### Try it
Search the lines of the records for the word "Advanced", and copy every line that has it.

### Excerpts from an interface dataset
* * *
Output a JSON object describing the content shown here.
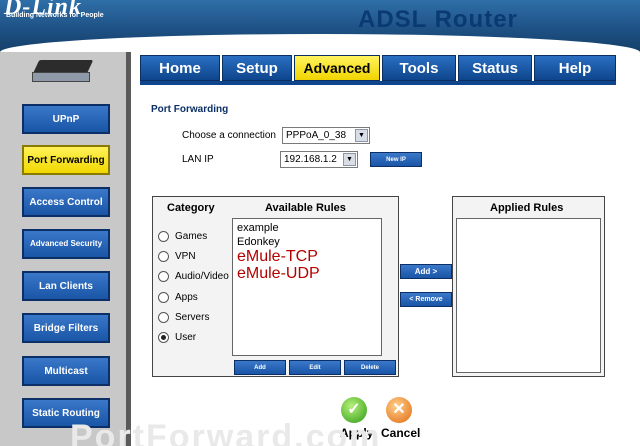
{
  "header": {
    "brand": "D-Link",
    "tagline": "Building Networks for People",
    "product": "ADSL Router"
  },
  "sidebar": {
    "items": [
      {
        "label": "UPnP",
        "active": false
      },
      {
        "label": "Port Forwarding",
        "active": true
      },
      {
        "label": "Access Control",
        "active": false
      },
      {
        "label": "Advanced Security",
        "active": false
      },
      {
        "label": "Lan Clients",
        "active": false
      },
      {
        "label": "Bridge Filters",
        "active": false
      },
      {
        "label": "Multicast",
        "active": false
      },
      {
        "label": "Static Routing",
        "active": false
      }
    ]
  },
  "tabs": [
    {
      "label": "Home",
      "active": false
    },
    {
      "label": "Setup",
      "active": false
    },
    {
      "label": "Advanced",
      "active": true
    },
    {
      "label": "Tools",
      "active": false
    },
    {
      "label": "Status",
      "active": false
    },
    {
      "label": "Help",
      "active": false
    }
  ],
  "main": {
    "title": "Port Forwarding",
    "connection_label": "Choose a connection",
    "connection_value": "PPPoA_0_38",
    "lanip_label": "LAN IP",
    "lanip_value": "192.168.1.2",
    "new_ip_button": "New IP",
    "category_head": "Category",
    "available_head": "Available Rules",
    "applied_head": "Applied Rules",
    "categories": [
      "Games",
      "VPN",
      "Audio/Video",
      "Apps",
      "Servers",
      "User"
    ],
    "selected_category": "User",
    "available_rules": [
      "example",
      "Edonkey",
      "eMule-TCP",
      "eMule-UDP"
    ],
    "add_button": "Add",
    "edit_button": "Edit",
    "delete_button": "Delete",
    "add_arrow_button": "Add >",
    "remove_button": "< Remove",
    "apply_label": "Apply",
    "cancel_label": "Cancel"
  },
  "watermark": "PortForward.com"
}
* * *
### Exercise solution
        "label": "Advanced Security",
      "label": "Advanced",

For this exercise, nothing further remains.